Empire of the Sun catapulted to international stardom in 2008 with their multi-platinum hit “Walking on a Dream.” It was a very fitting title, for the song and the band. Blending an ethereal sound with stage visuals that resemble something out of a fantasy game, the Australian duo make it easy for audiences to take a temporary leave from reality and enter an uplifting world of imagination.
This transcendental quality was on full display April 14, when Empire of the Sun appeared on the Coachella Festival’s Sahara Stage. Dressed in flowing, futuristic silky black outfits and backed by robot dancers, the duo performed on a stage adorned with glowing pyramids and a six-pronged silver statue cradling a primordial white orb. Illuminating the fantastical scene with brilliant white light and vivid colors was a lightshow that Dave Taylor programmed and controlled with the ChamSys MagicQ MQ500 Stadium.
Taylor used over 1,200 different light fixtures and 3,000 channels of LED tape in his 86-active-universe show. In addition to his ChamSys console, he relied on a SnakeSys R8 eight-universe Ethernet to DMX converter, a SnakeSys R4 multi-purpose network distribution node, and two SnakeSys B4 four-universe DMX to Ethernet converters to run his massive rig.
“There was no shortage of lighting on this one,” said Taylor. “Empire of the Sun is always pushing the boundaries, not just musically but visually. They’re constantly searching for images that move people in new ways. Our show continues to build and, as a designer, I’m constantly evolving with it.
“This is the first time I used the MagicQ MQ500 Stadium, since it’s new. This is really the next step in controllers for me, kind of a natural progression. It enabled me to create the ideal workspace for myself to program and control the show.”
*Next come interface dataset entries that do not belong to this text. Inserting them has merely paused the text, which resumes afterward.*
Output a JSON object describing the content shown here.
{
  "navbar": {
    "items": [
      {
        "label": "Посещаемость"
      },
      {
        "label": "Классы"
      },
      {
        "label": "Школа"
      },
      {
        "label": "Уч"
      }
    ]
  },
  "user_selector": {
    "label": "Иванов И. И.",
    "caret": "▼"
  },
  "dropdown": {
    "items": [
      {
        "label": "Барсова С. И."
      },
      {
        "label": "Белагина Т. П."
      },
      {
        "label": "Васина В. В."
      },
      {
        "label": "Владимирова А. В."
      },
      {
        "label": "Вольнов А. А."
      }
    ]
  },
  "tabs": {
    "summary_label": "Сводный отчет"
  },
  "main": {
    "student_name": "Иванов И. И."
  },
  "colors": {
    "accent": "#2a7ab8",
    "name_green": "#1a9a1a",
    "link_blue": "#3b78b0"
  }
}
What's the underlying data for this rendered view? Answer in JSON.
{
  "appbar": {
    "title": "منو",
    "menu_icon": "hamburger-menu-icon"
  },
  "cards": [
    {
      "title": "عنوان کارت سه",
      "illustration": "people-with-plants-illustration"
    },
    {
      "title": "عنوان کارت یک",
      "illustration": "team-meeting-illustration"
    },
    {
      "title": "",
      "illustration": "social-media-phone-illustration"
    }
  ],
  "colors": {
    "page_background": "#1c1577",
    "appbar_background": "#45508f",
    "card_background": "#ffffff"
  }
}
The speed and flexibility of the ChamSys MagicQ MQ500 Stadium made it easier for Taylor to preprogram the intricately detailed show.
“Doing your homework is 90 percent of the gig when you have a show like this,” he said.
“The ChamSys platform makes this task simpler with the excellent speed that it has when patching and manipulating fixtures. When you pair the console’s internal morphing and cloning capabilities with features like multi-patch, quick offset options and powerful pixel mappers, you find it quick and easy to build a solid foundation that can be adapted to different venues.”
This preprogramming notwithstanding, there were also quite a few last-minute adjustments that had to be made to the Empire of the Sun show for Coachella, because of the band’s ceaseless quest to incorporate new ideas. “We all constantly push the envelope, so there were a number of new elements added in the lead up to this show,” said Taylor.
“In fact, we were still building LED systems into the set pieces in the days just before Coachella. As is often the case, time is in short supply when the show approaches, so bringing it all to life at the eleventh hour was a challenge.”
The user-friendly features of the ChamSys MagicQ MQ500 Stadium made it easier for Taylor to meet this challenge. “This is a very efficient console,” he said.
“I’m extremely impressed with the advanced power of the onboard processing. We were able to output a large number of universes directly from the console without the need for any external processing nodes.”
Video played a key role in Taylor’s design. He ran video content out of his rig on stage. “This method of running video content is a great way to approach our setup for Empire of the Sun, because the time available to us out the front is often very limited and changeovers can be very tight,” he said.
Although the video content for the show was all time coded, Taylor ran his ChamSys console live during Coachella. “I have a great deal of fun punting,” he said.
“Empire of the Sun is constantly making changes to visual elements leading up to the show, so there are still a number of live modifications throughout the performance that must be made to account for these new twists. This is great, though, because as a lighting designer you want to be part of the live performance.”